    While the protesters have the free-speech right to burn the flag — and our nation remains a place with flaws that need to be mended — the incendiary act only fuels more anger and clouds their words....

  10. Who serves the best deviled crabs in Tampa? We'll soon have an answer

    Human Interest

    The long debate soon will be settled — at least for a year.

    State Rep. Janet Cruz, D-Tampa, will hold the inaugural Deviled Crab Showdown at 11:30 a.m. July 18 at her district office on 2221 N Himes Ave. As Cruz rightfully notes, the deviled crab has become ingrained in Tampa's unique culinary history, but there's been much debate about who serves the best.

    The contenders have yet to be determined, but after raising the issue in a recent column, I get to be a judge. Yes, there is a method to my madness. …...

  11. Hooper: Don't feed on religion click bait


    A team of volunteers gathered in my neighbor's yard one recent Saturday and took on the arduous task of removing a dying oak tree.

    As a widow, she needed the help.

    With ropes and saws and toil and sweat, they took down the towering tree — even though a branch hit my neighbor's roof and did some minor damage (they came back and fixed it.)

    I appreciated the gesture. But I thought it even more magnanimous when I learned the team came from Bay Life Church. The Brandon church utilizes volunteers to follow the biblical principle of caring for widows and orphans....

  12. Hooper: A simple lesson from dad — being there matters

    Human Interest

    When we stood in front of the Majik Market next to Tallahassee's Capital Stadium, or outside the Jake Gaither Recreation Center, the car always arrived.

    My father never failed to show.

    When I get together with my childhood friends these days, they always remark about how my father drove us to and from dances and games during our early high school days. After working all week as an art professor at Florida A&M, he still found the energy to chauffeur us....

  13. Hooper: A 50+ man walks into a mall …

    Human Interest

    Random thoughts while visiting International Plaza …

    Ten years ago, Urban Outfitters was the coolest store on earth. Now it's the most pretentious place on the planet — said the increasingly curmudgeonly man. …

    Wouldn't Haagen-Dazs and Great American Cookie make more if they were next to a big and tall shop instead of Fit2Run? …

    The woman at the Dead Sea kiosk — who said I looked like I was from New York — almost convinced me I need to have smoother skin.
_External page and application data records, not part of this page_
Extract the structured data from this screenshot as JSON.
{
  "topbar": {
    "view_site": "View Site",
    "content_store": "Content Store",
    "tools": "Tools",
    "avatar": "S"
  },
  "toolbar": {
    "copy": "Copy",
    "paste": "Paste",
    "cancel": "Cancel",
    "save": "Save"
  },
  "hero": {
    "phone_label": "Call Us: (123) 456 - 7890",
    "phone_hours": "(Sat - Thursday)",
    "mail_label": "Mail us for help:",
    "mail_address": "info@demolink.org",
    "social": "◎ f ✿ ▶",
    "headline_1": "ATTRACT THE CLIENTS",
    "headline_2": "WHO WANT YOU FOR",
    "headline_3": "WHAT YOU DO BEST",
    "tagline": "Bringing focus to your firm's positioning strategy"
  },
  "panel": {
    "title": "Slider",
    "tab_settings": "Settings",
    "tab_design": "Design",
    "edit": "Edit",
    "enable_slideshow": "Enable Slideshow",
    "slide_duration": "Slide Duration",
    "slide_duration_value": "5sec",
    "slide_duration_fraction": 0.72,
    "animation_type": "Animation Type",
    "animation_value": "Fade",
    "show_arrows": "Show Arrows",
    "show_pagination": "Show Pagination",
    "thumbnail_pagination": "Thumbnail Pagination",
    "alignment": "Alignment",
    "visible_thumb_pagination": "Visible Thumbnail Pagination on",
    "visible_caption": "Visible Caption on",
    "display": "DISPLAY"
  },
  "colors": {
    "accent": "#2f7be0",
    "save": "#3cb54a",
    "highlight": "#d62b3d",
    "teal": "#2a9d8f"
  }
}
But then I imagined telling my wife I spent $139 just to have smoother skin. …...

  14. Hooper: Early education builds the military


    TAMPA — Retired Rear Adm. Casey W. Coane delivered a calm, data-driven speech to a group of business leaders Tuesday, but his message screamed like an air siren warning of an impending attack.

    Coane is a member of Mission: Readiness, a group of more than 500 retired generals and admirals concerned about the nation's education system. He was the perfect keynote speaker for the United Way's Early Literacy Initiative luncheon and the core of his message was simple: Add national security to the list of reasons we need to improve education and convince state leaders to create a quality preK program....

  15. 'Soul Crooners' at Straz Center aims to stir the soul with classic songs


    The songs are as familiar to Nate Jacobs as a family quilt.

    He wraps his most cherished childhood memories in the lyrics.

    So maybe his fellow singers shouldn't have been surprised when Jacobs began crying during one particular rehearsal for Soul Crooners. As tears streamed down his face, he stopped singing Sadie, the 1974 ode to mothers by the Spinners.

    "I really felt the essence of my (late) mother," Jacobs said. "My whole mother's essence came into the studio. The essence of my mother touched me."...

    Nate Jacobs and his new production company will present classic 1970s hits.